Repeat the data below exactly, dropping any pictures it holds.
START Records provided
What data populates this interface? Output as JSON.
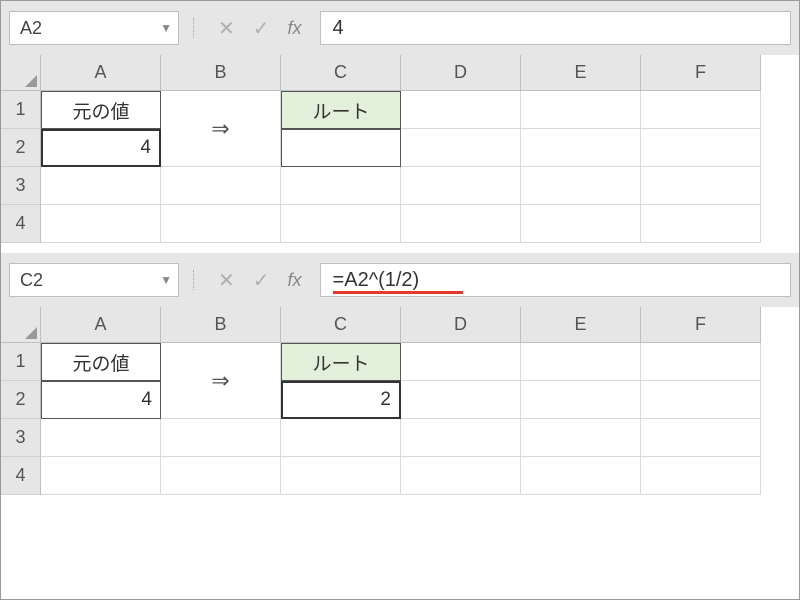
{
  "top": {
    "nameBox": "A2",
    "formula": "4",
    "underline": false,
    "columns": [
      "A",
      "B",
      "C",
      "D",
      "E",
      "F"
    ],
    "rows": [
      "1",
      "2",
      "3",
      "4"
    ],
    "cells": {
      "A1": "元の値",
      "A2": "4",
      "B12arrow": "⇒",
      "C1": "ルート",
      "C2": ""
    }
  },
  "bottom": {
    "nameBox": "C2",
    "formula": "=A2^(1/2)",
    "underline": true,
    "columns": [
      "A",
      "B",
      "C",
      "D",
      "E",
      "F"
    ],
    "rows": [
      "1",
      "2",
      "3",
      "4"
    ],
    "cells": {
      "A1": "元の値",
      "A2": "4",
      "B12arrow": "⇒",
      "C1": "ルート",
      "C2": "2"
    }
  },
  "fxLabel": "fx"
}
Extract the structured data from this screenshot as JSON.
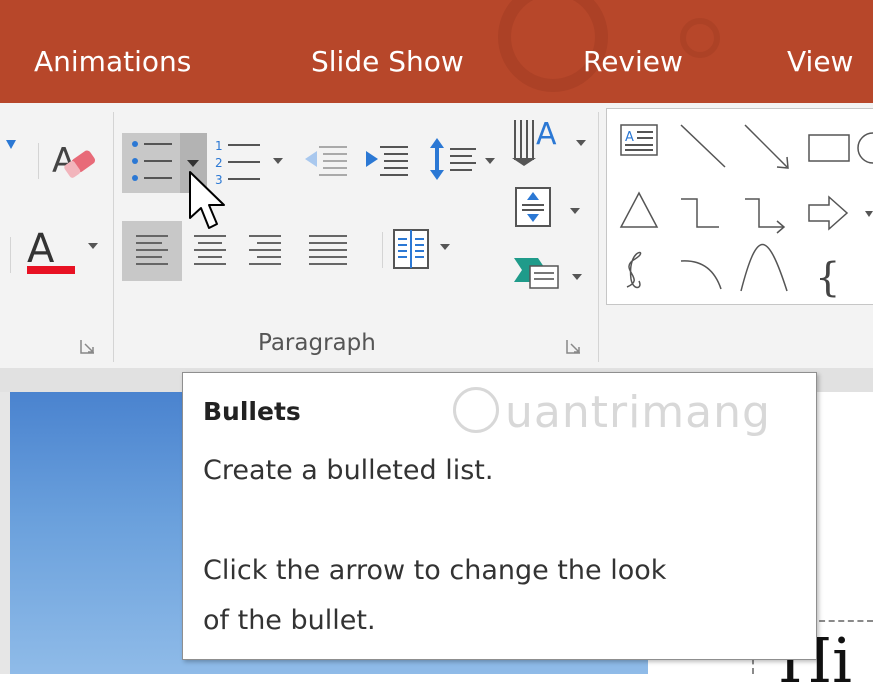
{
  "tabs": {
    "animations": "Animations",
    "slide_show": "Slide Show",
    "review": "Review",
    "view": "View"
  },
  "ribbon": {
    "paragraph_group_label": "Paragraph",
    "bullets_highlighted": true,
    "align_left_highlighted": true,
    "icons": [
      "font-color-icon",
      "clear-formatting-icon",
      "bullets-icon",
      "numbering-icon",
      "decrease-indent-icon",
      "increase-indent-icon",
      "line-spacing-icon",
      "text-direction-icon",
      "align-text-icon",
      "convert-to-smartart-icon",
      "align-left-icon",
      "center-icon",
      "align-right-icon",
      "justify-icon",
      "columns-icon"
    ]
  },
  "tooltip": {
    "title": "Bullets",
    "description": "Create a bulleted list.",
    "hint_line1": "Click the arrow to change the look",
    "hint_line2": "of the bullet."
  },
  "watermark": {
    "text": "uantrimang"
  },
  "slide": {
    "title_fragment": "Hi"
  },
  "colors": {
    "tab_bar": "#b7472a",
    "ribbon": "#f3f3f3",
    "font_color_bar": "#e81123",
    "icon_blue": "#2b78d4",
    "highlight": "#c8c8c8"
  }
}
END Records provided
▶ [Answer to this exercise]:
What data populates this interface? Output as JSON.
{
  "top": {
    "nameBox": "A2",
    "formula": "4",
    "underline": false,
    "columns": [
      "A",
      "B",
      "C",
      "D",
      "E",
      "F"
    ],
    "rows": [
      "1",
      "2",
      "3",
      "4"
    ],
    "cells": {
      "A1": "元の値",
      "A2": "4",
      "B12arrow": "⇒",
      "C1": "ルート",
      "C2": ""
    }
  },
  "bottom": {
    "nameBox": "C2",
    "formula": "=A2^(1/2)",
    "underline": true,
    "columns": [
      "A",
      "B",
      "C",
      "D",
      "E",
      "F"
    ],
    "rows": [
      "1",
      "2",
      "3",
      "4"
    ],
    "cells": {
      "A1": "元の値",
      "A2": "4",
      "B12arrow": "⇒",
      "C1": "ルート",
      "C2": "2"
    }
  },
  "fxLabel": "fx"
}
Extract the structured data from this screenshot as JSON.
{
  "tabs": {
    "animations": "Animations",
    "slide_show": "Slide Show",
    "review": "Review",
    "view": "View"
  },
  "ribbon": {
    "paragraph_group_label": "Paragraph",
    "bullets_highlighted": true,
    "align_left_highlighted": true,
    "icons": [
      "font-color-icon",
      "clear-formatting-icon",
      "bullets-icon",
      "numbering-icon",
      "decrease-indent-icon",
      "increase-indent-icon",
      "line-spacing-icon",
      "text-direction-icon",
      "align-text-icon",
      "convert-to-smartart-icon",
      "align-left-icon",
      "center-icon",
      "align-right-icon",
      "justify-icon",
      "columns-icon"
    ]
  },
  "tooltip": {
    "title": "Bullets",
    "description": "Create a bulleted list.",
    "hint_line1": "Click the arrow to change the look",
    "hint_line2": "of the bullet."
  },
  "watermark": {
    "text": "uantrimang"
  },
  "slide": {
    "title_fragment": "Hi"
  },
  "colors": {
    "tab_bar": "#b7472a",
    "ribbon": "#f3f3f3",
    "font_color_bar": "#e81123",
    "icon_blue": "#2b78d4",
    "highlight": "#c8c8c8"
  }
}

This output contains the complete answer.